Page: 6364


Senator LINES (Western Australia) (15:12): Isn't it interesting that here we have the government, as usual, completely unable to defend the dirty deal they did yesterday. There is no mention of the brand new dirty deal on super, there is no mention of taking billions of dollars out of retirement incomes—but that is what we expect from the government. They are a government of no fact and all fiction. As long as they are hurting someone else other than their rich mining mates and those in the big end of town, they are pretty happy.

No matter how the Abbott government tries to dress it up, there is no getting away from the fact that they have stolen superannuation entitlements from 8.5 million Australian workers. They have reduced 8.5 million Australian workers' retirement incomes by their seven-year freeze on superannuation contributions. Despite the many questions we asked them today in question time, they were not able to defend their actions and they were not able to truthfully explain what they had actually done. But Australian workers will not be fooled.

They have done this dirty deal in partnership with the Palmer United Party and on the back of the Prime Minister's clear promise on 6 April 2013, which I am going to quote from, because it is worth reminding the chamber. The Prime Minister said:

Our clear categoric commitment to the Australian people is that we are not going to make unexpected, adverse changes to superannuation.

Let us be very clear—what the Abbott government did yesterday in its dirty deal, assisted by the Palmer United Party, was betray 8.5 million Australian workers by freezing increases to their super. That is both unexpected and adverse. Abolishing the low-income superannuation contribution is an adverse outcome. No matter how they try to dress it up and no matter how they say they support super, they do not. Mr Abbott is on the record calling super 'a con job'.

So what does the freeze mean for 8.5 million Australian workers? With the compounding effect it will mean the loss of $100,000 over a lifetime. On ABC radio we heard another blunder by a senior minister. Mr Pyne said this morning that the 2.5 per cent difference—the difference between the frozen super contribution of 9.5 per cent and the 12 per cent—would somehow end up in the pockets of workers and that workers would somehow be better off. If that is the government's view, they need to guarantee that the 8.5 million Australian workers will receive from every boss in the country in addition to their next wage increase an extra 2.5 per cent that compensates them for their stolen super. Just like the so-called carbon tax on electricity bills, the pay packets of 8.5 million workers should clearly show, according to the logic of Mr Pyne, this extra 2.5 per cent as the stolen super levy. Are the government going to guarantee that? No, of course they are not because they know that is not the truth.

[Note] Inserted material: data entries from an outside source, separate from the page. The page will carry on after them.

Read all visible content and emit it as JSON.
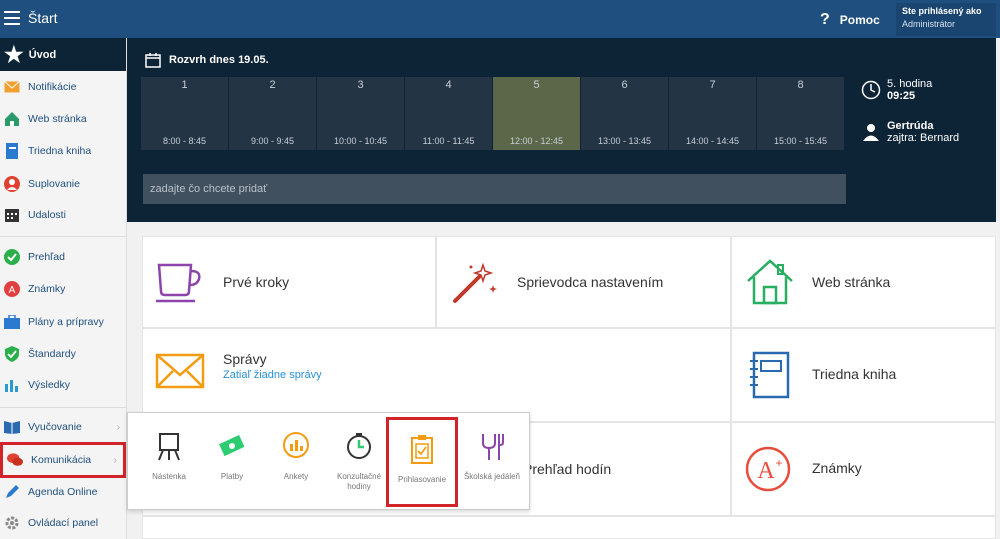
{
  "topbar": {
    "title": "Štart",
    "help_label": "Pomoc",
    "user_line1": "Ste prihlásený ako",
    "user_line2": "Administrátor"
  },
  "sidebar": {
    "header": "Úvod",
    "items": [
      {
        "label": "Notifikácie",
        "icon": "envelope-icon",
        "color": "#f0a030"
      },
      {
        "label": "Web stránka",
        "icon": "house-icon",
        "color": "#2a9a6a"
      },
      {
        "label": "Triedna kniha",
        "icon": "notebook-icon",
        "color": "#2a7ad0"
      },
      {
        "label": "Suplovanie",
        "icon": "person-icon",
        "color": "#e04030"
      },
      {
        "label": "Udalosti",
        "icon": "calendar-icon",
        "color": "#333333"
      },
      {
        "label": "Prehľad",
        "icon": "check-circle-icon",
        "color": "#2ab04a"
      },
      {
        "label": "Známky",
        "icon": "grade-icon",
        "color": "#e04040"
      },
      {
        "label": "Plány a prípravy",
        "icon": "briefcase-icon",
        "color": "#2a7ad0"
      },
      {
        "label": "Štandardy",
        "icon": "shield-icon",
        "color": "#2ab04a"
      },
      {
        "label": "Výsledky",
        "icon": "bar-chart-icon",
        "color": "#2a9ad0"
      },
      {
        "label": "Vyučovanie",
        "icon": "book-icon",
        "color": "#2a6ab0"
      },
      {
        "label": "Komunikácia",
        "icon": "chat-icon",
        "color": "#e04030"
      },
      {
        "label": "Agenda Online",
        "icon": "pen-icon",
        "color": "#2a7ad0"
      },
      {
        "label": "Ovládací panel",
        "icon": "gear-icon",
        "color": "#888888"
      }
    ]
  },
  "schedule": {
    "title": "Rozvrh dnes 19.05.",
    "periods": [
      {
        "num": "1",
        "time": "8:00 - 8:45"
      },
      {
        "num": "2",
        "time": "9:00 - 9:45"
      },
      {
        "num": "3",
        "time": "10:00 - 10:45"
      },
      {
        "num": "4",
        "time": "11:00 - 11:45"
      },
      {
        "num": "5",
        "time": "12:00 - 12:45"
      },
      {
        "num": "6",
        "time": "13:00 - 13:45"
      },
      {
        "num": "7",
        "time": "14:00 - 14:45"
      },
      {
        "num": "8",
        "time": "15:00 - 15:45"
      }
    ],
    "active_period": "5",
    "current_lesson": "5. hodina",
    "current_time": "09:25",
    "person_name": "Gertrúda",
    "person_next": "zajtra: Bernard",
    "input_placeholder": "zadajte čo chcete pridať"
  },
  "tiles": {
    "prve_kroky": "Prvé kroky",
    "sprievodca": "Sprievodca nastavením",
    "web_stranka": "Web stránka",
    "spravy": "Správy",
    "spravy_sub": "Zatiaľ žiadne správy",
    "triedna_kniha": "Triedna kniha",
    "prehlad_hodin": "Prehľad hodín",
    "znamky": "Známky"
  },
  "popup": {
    "items": [
      {
        "label": "Nástenka",
        "icon": "board-icon"
      },
      {
        "label": "Platby",
        "icon": "money-icon"
      },
      {
        "label": "Ankety",
        "icon": "poll-icon"
      },
      {
        "label": "Konzultačné hodiny",
        "icon": "clock-icon"
      },
      {
        "label": "Prihlasovanie",
        "icon": "clipboard-check-icon"
      },
      {
        "label": "Školská jedáleň",
        "icon": "cutlery-icon"
      }
    ]
  },
  "colors": {
    "topbar": "#1e4f7e",
    "dark_panel": "#0d2336",
    "highlight": "#d3232a",
    "link": "#2a8fd8"
  }
}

I can say as an experienced and proud union official that when I sat down with workers to negotiate no employer ever said that there was this much for super and this much for the wage increase. That is a complete furphy. If the government are going to stick to that line, it is time they passed legislation that says that the 2.5 per cent additional levy that workers lost on their super will be in their pay packets. That is the only way Australian workers can be guaranteed. But the government will not do that because they have done a dirty deal, are embarrassed and do not really care about the 8.5 million Australian workers who will be worse off under the dirty deal that they did yesterday. It will be on their conscience when they look workers in the face and pretend they are somehow better off.